Risk factors for endometrial cancer include obesity, menopausal hormone replacement therapy exclusively with estrogen, a history of polycystic ovary syndrome, increasing age, never having been pregnant, hormone therapy (tamoxifen) for breast cancer, and late menopause. Abnormal uterine bleeding, especially in postmenopausal women, may be an early symptom of endometrial cancer. Other symptoms of the cancer may be pelvic pain, pain with urination (dysuria), and pain during intercourse (dyspareunia). Currently, there is no screening test recommended for the detection of endometrial cancer.
Leukemia is a cancer of the bone marrow and blood. It mainly affects white blood cells, which help fight infections and maintain immunity.
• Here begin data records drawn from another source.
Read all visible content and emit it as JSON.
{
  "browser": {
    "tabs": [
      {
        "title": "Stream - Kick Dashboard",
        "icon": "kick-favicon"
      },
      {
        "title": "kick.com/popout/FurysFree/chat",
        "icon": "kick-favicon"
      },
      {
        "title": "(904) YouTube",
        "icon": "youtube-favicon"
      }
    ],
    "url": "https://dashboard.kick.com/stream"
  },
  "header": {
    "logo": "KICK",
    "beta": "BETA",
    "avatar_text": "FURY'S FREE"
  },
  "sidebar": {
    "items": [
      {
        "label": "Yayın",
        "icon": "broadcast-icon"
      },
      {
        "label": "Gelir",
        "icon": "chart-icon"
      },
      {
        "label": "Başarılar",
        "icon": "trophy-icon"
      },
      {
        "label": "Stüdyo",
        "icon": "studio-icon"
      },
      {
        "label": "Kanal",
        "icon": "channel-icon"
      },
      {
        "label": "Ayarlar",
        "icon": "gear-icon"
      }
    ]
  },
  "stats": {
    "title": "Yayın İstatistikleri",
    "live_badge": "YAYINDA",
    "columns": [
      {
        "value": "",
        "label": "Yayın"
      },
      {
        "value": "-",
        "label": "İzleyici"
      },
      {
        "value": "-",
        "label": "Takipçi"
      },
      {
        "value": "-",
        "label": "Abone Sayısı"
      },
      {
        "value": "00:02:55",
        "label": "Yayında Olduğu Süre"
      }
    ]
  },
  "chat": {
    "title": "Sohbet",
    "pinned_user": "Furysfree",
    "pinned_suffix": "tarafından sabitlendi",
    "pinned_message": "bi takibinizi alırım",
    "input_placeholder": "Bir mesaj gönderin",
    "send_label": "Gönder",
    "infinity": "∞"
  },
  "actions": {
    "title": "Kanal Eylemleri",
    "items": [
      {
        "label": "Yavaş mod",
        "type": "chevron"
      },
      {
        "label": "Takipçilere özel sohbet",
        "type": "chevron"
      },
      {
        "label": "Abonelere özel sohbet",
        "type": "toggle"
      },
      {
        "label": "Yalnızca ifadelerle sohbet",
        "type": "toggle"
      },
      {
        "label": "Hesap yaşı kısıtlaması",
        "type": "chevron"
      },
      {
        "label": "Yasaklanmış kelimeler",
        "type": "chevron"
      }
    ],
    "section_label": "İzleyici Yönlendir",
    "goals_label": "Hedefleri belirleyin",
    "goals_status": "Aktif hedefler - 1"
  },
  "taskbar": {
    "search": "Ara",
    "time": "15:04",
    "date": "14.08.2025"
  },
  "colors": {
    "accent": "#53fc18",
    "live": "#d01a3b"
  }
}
The four main types of leukemia are acute lymphocytic (ALL), chronic lymphocytic (CLL), acute myeloid (AML), and chronic myeloid (CML). The ACS estimates 54, 270 new cases of leukemia will be diagnosed in the U.S. in 2015. Furthermore, there will be an estimated 24, 450 deaths attributable to leukemia in 2015. Leukemia kills more individuals under age 20 than any other cancer.
Risk factors for leukemia include previous cancer treatment with chemotherapy or radiation therapy, Down syndrome, smoking, a family history of leukemia, and exposure to certain chemicals such as benzene and formaldehyde. There is no screening test recommended for the early detection of leukemia. Most types of leukemia respond to treatment with chemotherapy. Survival for leukemia varies dramatically from 25-percent to 84-percent depending on type with respect to 5-year survival rates.
12. Pancreatic Cancer
Pancreatic cancer is one of the most deadly forms of cancer. It develops in the tissues of the pancreas, which is an organ that aids in digestion and regulates glucose metabolism. The ACS estimates 48, 960 new cases of pancreatic cancer will be diagnosed in the U.S. in 2015. There will also be an estimated 40, 560 deaths due to the cancer in 2015.
Risk factors for pancreatic cancer include smoking, obesity, a family history of pancreatic cancer, a personal history of chronic pancreatitis, and diabetes. Detection and early intervention is difficult because the cancer develops rapidly and has no early symptoms. Late stage symptoms may include jaundice (yellowing of the skin and eyes), abdominal pain, nausea, and vomiting. The prognosis for pancreatic cancer is poor with 1-year survival rates of 28-percent and 5-year survival rates of 7-percent.